Element data from apps and pages:
----------
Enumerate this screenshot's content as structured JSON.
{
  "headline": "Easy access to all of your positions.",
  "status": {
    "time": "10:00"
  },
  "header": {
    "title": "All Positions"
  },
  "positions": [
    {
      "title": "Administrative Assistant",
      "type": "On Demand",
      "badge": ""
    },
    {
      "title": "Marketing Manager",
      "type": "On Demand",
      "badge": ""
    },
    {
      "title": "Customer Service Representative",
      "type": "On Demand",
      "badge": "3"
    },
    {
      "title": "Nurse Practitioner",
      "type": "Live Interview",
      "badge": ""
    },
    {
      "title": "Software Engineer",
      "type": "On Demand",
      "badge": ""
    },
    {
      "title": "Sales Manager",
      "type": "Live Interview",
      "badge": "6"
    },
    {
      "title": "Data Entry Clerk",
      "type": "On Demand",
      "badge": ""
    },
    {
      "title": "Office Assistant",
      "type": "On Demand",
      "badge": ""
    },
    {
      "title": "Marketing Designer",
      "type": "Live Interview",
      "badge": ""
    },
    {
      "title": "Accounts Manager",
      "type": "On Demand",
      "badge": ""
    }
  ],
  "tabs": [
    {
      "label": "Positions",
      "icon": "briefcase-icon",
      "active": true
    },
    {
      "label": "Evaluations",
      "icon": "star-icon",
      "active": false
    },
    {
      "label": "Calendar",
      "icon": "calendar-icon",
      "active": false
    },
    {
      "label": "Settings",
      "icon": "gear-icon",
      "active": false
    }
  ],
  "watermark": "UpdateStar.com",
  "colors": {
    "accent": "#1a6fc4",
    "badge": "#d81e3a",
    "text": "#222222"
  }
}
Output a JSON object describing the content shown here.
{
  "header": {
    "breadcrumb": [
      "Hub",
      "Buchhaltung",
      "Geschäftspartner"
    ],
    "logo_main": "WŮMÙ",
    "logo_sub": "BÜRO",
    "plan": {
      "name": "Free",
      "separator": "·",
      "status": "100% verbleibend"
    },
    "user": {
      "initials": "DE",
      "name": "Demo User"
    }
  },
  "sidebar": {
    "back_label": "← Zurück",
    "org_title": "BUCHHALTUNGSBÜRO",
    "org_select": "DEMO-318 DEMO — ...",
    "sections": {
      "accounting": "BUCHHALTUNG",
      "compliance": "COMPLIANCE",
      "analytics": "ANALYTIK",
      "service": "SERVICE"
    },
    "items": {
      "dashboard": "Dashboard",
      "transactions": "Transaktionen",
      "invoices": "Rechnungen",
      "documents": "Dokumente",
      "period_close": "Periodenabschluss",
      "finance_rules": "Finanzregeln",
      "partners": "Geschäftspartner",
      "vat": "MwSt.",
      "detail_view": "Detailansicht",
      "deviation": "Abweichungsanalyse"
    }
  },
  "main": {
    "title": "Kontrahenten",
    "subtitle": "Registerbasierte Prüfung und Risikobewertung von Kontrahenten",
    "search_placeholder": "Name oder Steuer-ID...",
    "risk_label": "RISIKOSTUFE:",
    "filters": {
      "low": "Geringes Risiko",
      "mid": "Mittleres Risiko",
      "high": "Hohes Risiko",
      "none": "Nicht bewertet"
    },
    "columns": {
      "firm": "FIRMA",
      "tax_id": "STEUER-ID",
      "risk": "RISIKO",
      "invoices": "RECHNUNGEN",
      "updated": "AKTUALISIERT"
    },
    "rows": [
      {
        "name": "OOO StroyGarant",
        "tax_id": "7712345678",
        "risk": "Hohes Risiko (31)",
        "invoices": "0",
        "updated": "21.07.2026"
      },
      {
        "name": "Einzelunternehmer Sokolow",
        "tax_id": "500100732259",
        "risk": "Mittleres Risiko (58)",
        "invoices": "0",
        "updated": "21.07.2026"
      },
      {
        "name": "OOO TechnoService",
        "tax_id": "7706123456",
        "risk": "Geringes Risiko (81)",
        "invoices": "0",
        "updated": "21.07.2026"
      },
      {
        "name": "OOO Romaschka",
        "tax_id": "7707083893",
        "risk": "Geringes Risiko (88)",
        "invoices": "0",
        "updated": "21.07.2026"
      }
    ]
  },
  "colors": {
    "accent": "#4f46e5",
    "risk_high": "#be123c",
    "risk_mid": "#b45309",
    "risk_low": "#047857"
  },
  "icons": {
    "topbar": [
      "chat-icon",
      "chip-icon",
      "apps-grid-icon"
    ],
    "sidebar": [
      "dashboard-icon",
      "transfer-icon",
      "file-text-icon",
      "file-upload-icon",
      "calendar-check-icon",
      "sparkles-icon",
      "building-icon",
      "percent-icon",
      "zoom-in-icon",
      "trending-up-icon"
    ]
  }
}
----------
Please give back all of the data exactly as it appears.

Enumerate this screenshot's content as structured JSON.
{
  "headline": "Easy access to all of your positions.",
  "status": {
    "time": "10:00"
  },
  "header": {
    "title": "All Positions"
  },
  "positions": [
    {
      "title": "Administrative Assistant",
      "type": "On Demand",
      "badge": ""
    },
    {
      "title": "Marketing Manager",
      "type": "On Demand",
      "badge": ""
    },
    {
      "title": "Customer Service Representative",
      "type": "On Demand",
      "badge": "3"
    },
    {
      "title": "Nurse Practitioner",
      "type": "Live Interview",
      "badge": ""
    },
    {
      "title": "Software Engineer",
      "type": "On Demand",
      "badge": ""
    },
    {
      "title": "Sales Manager",
      "type": "Live Interview",
      "badge": "6"
    },
    {
      "title": "Data Entry Clerk",
      "type": "On Demand",
      "badge": ""
    },
    {
      "title": "Office Assistant",
      "type": "On Demand",
      "badge": ""
    },
    {
      "title": "Marketing Designer",
      "type": "Live Interview",
      "badge": ""
    },
    {
      "title": "Accounts Manager",
      "type": "On Demand",
      "badge": ""
    }
  ],
  "tabs": [
    {
      "label": "Positions",
      "icon": "briefcase-icon",
      "active": true
    },
    {
      "label": "Evaluations",
      "icon": "star-icon",
      "active": false
    },
    {
      "label": "Calendar",
      "icon": "calendar-icon",
      "active": false
    },
    {
      "label": "Settings",
      "icon": "gear-icon",
      "active": false
    }
  ],
  "watermark": "UpdateStar.com",
  "colors": {
    "accent": "#1a6fc4",
    "badge": "#d81e3a",
    "text": "#222222"
  }
}
Output a JSON object describing the content shown here.
{
  "header": {
    "breadcrumb": [
      "Hub",
      "Buchhaltung",
      "Geschäftspartner"
    ],
    "logo_main": "WŮMÙ",
    "logo_sub": "BÜRO",
    "plan": {
      "name": "Free",
      "separator": "·",
      "status": "100% verbleibend"
    },
    "user": {
      "initials": "DE",
      "name": "Demo User"
    }
  },
  "sidebar": {
    "back_label": "← Zurück",
    "org_title": "BUCHHALTUNGSBÜRO",
    "org_select": "DEMO-318 DEMO — ...",
    "sections": {
      "accounting": "BUCHHALTUNG",
      "compliance": "COMPLIANCE",
      "analytics": "ANALYTIK",
      "service": "SERVICE"
    },
    "items": {
      "dashboard": "Dashboard",
      "transactions": "Transaktionen",
      "invoices": "Rechnungen",
      "documents": "Dokumente",
      "period_close": "Periodenabschluss",
      "finance_rules": "Finanzregeln",
      "partners": "Geschäftspartner",
      "vat": "MwSt.",
      "detail_view": "Detailansicht",
      "deviation": "Abweichungsanalyse"
    }
  },
  "main": {
    "title": "Kontrahenten",
    "subtitle": "Registerbasierte Prüfung und Risikobewertung von Kontrahenten",
    "search_placeholder": "Name oder Steuer-ID...",
    "risk_label": "RISIKOSTUFE:",
    "filters": {
      "low": "Geringes Risiko",
      "mid": "Mittleres Risiko",
      "high": "Hohes Risiko",
      "none": "Nicht bewertet"
    },
    "columns": {
      "firm": "FIRMA",
      "tax_id": "STEUER-ID",
      "risk": "RISIKO",
      "invoices": "RECHNUNGEN",
      "updated": "AKTUALISIERT"
    },
    "rows": [
      {
        "name": "OOO StroyGarant",
        "tax_id": "7712345678",
        "risk": "Hohes Risiko (31)",
        "invoices": "0",
        "updated": "21.07.2026"
      },
      {
        "name": "Einzelunternehmer Sokolow",
        "tax_id": "500100732259",
        "risk": "Mittleres Risiko (58)",
        "invoices": "0",
        "updated": "21.07.2026"
      },
      {
        "name": "OOO TechnoService",
        "tax_id": "7706123456",
        "risk": "Geringes Risiko (81)",
        "invoices": "0",
        "updated": "21.07.2026"
      },
      {
        "name": "OOO Romaschka",
        "tax_id": "7707083893",
        "risk": "Geringes Risiko (88)",
        "invoices": "0",
        "updated": "21.07.2026"
      }
    ]
  },
  "colors": {
    "accent": "#4f46e5",
    "risk_high": "#be123c",
    "risk_mid": "#b45309",
    "risk_low": "#047857"
  },
  "icons": {
    "topbar": [
      "chat-icon",
      "chip-icon",
      "apps-grid-icon"
    ],
    "sidebar": [
      "dashboard-icon",
      "transfer-icon",
      "file-text-icon",
      "file-upload-icon",
      "calendar-check-icon",
      "sparkles-icon",
      "building-icon",
      "percent-icon",
      "zoom-in-icon",
      "trending-up-icon"
    ]
  }
}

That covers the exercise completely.